[Dataset entries]
_____
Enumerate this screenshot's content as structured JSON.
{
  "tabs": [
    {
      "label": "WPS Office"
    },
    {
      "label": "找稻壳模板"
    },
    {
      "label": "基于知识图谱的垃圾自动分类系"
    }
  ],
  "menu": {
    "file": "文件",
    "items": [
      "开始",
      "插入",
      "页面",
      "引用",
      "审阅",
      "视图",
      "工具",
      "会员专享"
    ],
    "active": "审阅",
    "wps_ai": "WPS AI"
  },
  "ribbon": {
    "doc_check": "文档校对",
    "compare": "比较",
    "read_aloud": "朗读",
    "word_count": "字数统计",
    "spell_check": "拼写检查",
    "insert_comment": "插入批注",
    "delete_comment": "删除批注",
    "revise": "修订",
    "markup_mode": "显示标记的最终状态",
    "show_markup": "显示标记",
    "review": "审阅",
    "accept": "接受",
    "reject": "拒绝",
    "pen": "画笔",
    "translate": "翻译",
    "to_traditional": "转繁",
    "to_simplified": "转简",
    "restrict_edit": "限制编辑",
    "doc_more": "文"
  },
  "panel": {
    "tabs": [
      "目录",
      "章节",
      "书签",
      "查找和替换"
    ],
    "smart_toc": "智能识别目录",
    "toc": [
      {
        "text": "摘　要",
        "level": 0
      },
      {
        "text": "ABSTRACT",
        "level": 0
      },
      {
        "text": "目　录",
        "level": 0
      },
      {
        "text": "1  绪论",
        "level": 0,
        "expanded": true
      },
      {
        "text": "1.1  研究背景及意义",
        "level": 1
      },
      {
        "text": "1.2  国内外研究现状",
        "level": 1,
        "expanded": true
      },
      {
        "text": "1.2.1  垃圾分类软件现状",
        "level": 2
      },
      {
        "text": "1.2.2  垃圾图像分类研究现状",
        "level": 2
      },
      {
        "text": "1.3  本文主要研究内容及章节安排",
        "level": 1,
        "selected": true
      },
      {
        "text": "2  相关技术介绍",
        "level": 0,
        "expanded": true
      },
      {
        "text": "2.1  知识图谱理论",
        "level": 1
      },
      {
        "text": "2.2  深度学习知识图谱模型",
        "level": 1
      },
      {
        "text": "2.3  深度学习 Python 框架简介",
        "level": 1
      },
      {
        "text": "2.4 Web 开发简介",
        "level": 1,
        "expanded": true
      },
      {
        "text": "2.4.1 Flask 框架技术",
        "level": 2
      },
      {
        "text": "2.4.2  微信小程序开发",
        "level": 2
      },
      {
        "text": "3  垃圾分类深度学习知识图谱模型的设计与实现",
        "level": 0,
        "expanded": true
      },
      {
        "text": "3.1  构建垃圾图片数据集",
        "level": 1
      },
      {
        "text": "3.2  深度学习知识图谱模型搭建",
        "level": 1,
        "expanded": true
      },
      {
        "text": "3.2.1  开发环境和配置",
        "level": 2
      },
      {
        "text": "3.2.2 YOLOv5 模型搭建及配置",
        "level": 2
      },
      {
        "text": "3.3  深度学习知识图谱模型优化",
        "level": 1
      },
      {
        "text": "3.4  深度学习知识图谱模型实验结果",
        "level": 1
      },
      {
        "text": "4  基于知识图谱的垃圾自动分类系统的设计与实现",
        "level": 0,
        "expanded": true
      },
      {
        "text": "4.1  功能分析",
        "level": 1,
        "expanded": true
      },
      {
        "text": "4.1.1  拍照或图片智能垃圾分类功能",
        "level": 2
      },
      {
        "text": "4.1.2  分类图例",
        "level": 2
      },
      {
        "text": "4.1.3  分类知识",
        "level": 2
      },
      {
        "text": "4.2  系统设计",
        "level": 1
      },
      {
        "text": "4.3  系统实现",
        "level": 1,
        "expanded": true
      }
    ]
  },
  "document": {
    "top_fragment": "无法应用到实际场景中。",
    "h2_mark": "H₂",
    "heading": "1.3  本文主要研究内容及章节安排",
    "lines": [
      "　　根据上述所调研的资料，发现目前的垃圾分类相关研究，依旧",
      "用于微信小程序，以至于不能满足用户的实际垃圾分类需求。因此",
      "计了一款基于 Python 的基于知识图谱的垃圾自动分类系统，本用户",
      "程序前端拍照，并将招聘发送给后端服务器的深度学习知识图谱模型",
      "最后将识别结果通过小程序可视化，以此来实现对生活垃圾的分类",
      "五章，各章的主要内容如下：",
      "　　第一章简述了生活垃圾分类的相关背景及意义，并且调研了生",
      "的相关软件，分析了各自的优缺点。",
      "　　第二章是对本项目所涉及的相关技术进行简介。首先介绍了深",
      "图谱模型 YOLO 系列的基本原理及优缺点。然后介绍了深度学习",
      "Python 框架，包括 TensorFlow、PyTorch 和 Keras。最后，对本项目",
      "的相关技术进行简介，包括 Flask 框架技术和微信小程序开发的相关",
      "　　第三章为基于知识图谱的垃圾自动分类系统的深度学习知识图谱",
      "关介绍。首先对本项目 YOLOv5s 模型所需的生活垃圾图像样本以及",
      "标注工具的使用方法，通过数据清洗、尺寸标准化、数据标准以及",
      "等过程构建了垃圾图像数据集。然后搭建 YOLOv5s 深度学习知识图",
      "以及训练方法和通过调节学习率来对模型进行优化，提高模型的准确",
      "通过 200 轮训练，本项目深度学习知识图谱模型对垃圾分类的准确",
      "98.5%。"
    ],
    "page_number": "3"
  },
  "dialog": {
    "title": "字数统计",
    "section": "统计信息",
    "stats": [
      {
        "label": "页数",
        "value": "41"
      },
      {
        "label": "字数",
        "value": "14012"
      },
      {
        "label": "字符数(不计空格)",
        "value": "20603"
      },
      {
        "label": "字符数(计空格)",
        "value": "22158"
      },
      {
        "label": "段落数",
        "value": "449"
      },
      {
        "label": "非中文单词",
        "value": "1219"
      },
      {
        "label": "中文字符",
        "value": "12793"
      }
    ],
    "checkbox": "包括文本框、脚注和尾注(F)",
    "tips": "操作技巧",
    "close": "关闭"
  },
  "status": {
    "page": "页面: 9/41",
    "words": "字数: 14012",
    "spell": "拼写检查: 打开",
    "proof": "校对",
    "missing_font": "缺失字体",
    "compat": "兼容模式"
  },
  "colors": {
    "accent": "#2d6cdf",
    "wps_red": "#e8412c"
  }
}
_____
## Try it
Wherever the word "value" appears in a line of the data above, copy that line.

## Your response
        "value": "41"
        "value": "14012"
        "value": "20603"
        "value": "22158"
        "value": "449"
        "value": "1219"
        "value": "12793"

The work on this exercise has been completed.